In a world where the computers and systems in our vehicles are taking over it seems the average driver is being left behind. That’s probably a good thing because the average driver spends a lot of time distracted behind the wheel searching for music, texting, eating and drinking. For most of us the task of driving is simply a way to get from one place to another and we rely on the systems of the car to help take care of us on the road but there are times when it’s important to know how to drive better than the average human.
Anti-lock braking systems (ABS) are meant to allow us to steer through the trouble while the brake is being slammed to the floor. The need for this system is obvious, most of the time our reaction in an emergency or slippery situation is to slam the brakes to the floor and steer away from the trouble or away from the skid. Both of these reactions are exactly the opposite of what we should be doing in a slide whether it is on a wet road, snow or ice.

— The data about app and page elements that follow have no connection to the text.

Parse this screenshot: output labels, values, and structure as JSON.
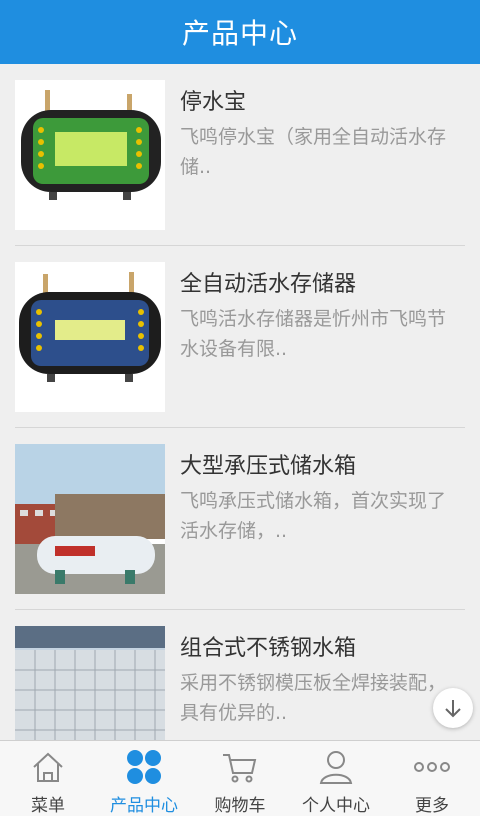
{
  "header": {
    "title": "产品中心"
  },
  "products": [
    {
      "title": "停水宝",
      "desc": "飞鸣停水宝（家用全自动活水存储.."
    },
    {
      "title": "全自动活水存储器",
      "desc": "飞鸣活水存储器是忻州市飞鸣节水设备有限.."
    },
    {
      "title": "大型承压式储水箱",
      "desc": "飞鸣承压式储水箱，首次实现了活水存储，.."
    },
    {
      "title": "组合式不锈钢水箱",
      "desc": "采用不锈钢模压板全焊接装配，具有优异的.."
    }
  ],
  "tabs": [
    {
      "label": "菜单",
      "icon": "home-icon"
    },
    {
      "label": "产品中心",
      "icon": "four-circles-icon"
    },
    {
      "label": "购物车",
      "icon": "cart-icon"
    },
    {
      "label": "个人中心",
      "icon": "person-icon"
    },
    {
      "label": "更多",
      "icon": "more-dots-icon"
    }
  ],
  "active_tab": "产品中心",
  "colors": {
    "accent": "#1f8ee0",
    "title_text": "#333333",
    "desc_text": "#999999"
  }
}
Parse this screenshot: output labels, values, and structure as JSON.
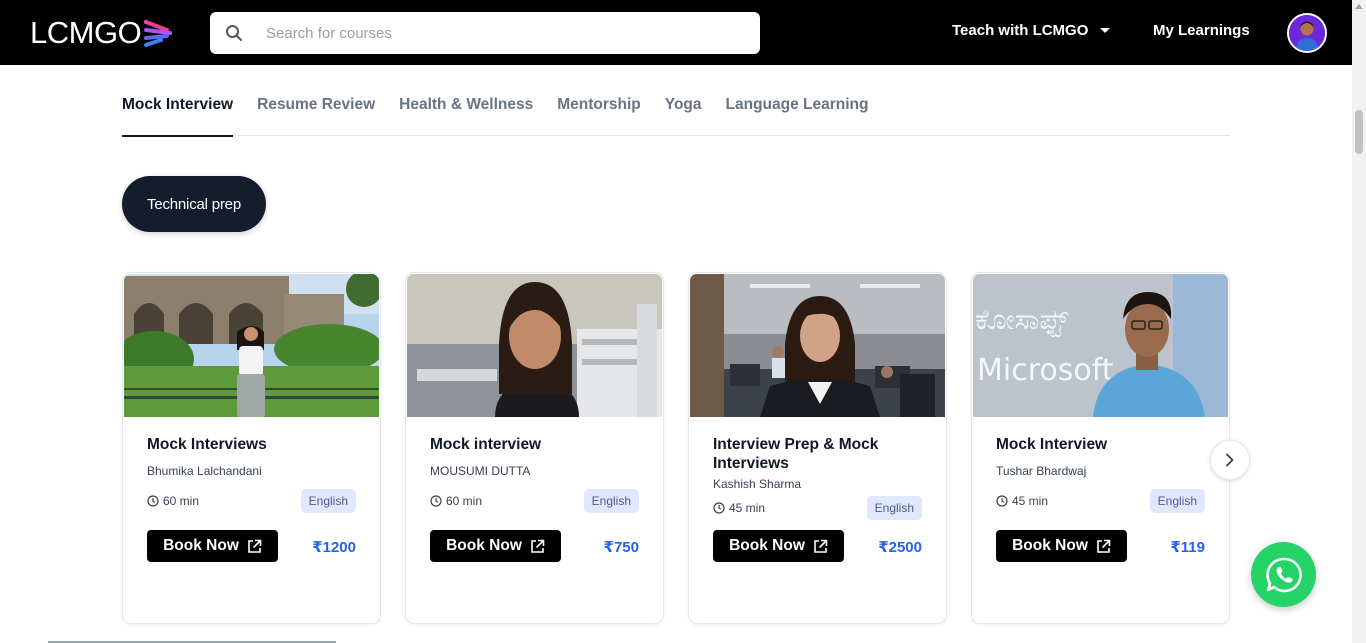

The reality of the situation is that if you know how to brake in a slide properly you can outperform the ABS of your vehicle. It’s easy enough to do, but you will need to actually be prepared for the potential hazards that await you and know the importance of being able to brake and steer the way you should. Thankfully, Tim O’Neil of Team O’Neil Rally School has chosen to make this an important part of the training he offers. The video below show you how Tim demonstrates what you can learn and how you can effectively brake better than the ABS in your car.
Does this mean you shouldn’t have safety systems in your car such as ABS, traction control or stability control? Not at all, the reality is these systems will help keep you safe in the vehicle, but you should have an idea of the capabilities of each one by taking your car to a parking lot and testing it out on some short runs where you force these systems to engage and save you in the process. This can help you understand how they work and what will happen when the systems engage during your driving.
An engaged ABS or driving system will make it more difficult for you to take back control of your vehicle if you start to slide through a snowy intersection or to slip on a wet road. This is what makes having the skill to drive and slide without actually engaging these system important to you, but if your skills happen to falter at any time, you’ll still have the benefit of these driving aids to help make sure you stay safe. Check out this video and see if you can learn how to drive your car through trouble without engaging the ABS or any other driving system.